==== Input for this task
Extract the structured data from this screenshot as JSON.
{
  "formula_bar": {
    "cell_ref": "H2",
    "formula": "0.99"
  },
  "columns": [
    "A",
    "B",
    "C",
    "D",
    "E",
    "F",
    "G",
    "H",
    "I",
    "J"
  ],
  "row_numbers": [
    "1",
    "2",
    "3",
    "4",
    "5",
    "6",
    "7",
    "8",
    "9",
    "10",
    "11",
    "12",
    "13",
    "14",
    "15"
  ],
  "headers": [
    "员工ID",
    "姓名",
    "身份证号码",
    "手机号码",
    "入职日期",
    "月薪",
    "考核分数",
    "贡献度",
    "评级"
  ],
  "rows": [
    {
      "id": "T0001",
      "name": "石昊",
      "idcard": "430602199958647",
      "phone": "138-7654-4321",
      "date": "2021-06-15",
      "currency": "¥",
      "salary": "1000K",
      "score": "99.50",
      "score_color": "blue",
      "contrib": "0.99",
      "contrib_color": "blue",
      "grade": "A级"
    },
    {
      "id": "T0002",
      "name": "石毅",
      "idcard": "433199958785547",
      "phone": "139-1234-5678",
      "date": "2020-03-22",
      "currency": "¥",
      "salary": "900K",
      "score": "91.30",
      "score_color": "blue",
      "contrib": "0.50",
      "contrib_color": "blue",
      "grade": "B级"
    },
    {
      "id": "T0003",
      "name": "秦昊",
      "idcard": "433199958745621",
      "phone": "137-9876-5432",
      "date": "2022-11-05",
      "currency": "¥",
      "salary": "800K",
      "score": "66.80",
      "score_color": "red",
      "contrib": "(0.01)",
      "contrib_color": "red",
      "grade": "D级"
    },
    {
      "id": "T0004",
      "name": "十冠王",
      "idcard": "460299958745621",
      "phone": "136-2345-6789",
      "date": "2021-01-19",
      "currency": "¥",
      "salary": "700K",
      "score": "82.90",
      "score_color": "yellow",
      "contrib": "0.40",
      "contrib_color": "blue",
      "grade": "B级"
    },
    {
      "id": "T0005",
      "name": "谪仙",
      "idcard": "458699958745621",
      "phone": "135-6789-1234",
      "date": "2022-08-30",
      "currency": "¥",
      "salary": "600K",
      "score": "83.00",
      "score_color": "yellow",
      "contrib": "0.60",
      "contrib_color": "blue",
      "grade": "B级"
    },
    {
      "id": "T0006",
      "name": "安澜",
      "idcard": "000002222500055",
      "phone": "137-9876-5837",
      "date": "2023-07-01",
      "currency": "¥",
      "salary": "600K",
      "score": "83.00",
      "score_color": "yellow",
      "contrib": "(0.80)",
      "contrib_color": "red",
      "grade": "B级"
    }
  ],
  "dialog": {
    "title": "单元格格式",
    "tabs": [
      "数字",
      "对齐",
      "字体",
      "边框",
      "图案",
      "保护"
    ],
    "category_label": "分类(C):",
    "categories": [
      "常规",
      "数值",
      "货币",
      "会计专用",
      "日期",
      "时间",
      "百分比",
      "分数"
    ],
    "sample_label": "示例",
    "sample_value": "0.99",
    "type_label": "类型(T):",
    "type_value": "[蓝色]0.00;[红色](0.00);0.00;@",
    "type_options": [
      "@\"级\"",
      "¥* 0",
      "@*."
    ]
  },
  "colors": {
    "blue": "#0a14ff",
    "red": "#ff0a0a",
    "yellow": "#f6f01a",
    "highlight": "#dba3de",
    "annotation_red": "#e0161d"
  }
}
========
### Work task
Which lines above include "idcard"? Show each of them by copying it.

### Final answer
      "idcard": "430602199958647",
      "idcard": "433199958785547",
      "idcard": "433199958745621",
      "idcard": "460299958745621",
      "idcard": "458699958745621",
      "idcard": "000002222500055",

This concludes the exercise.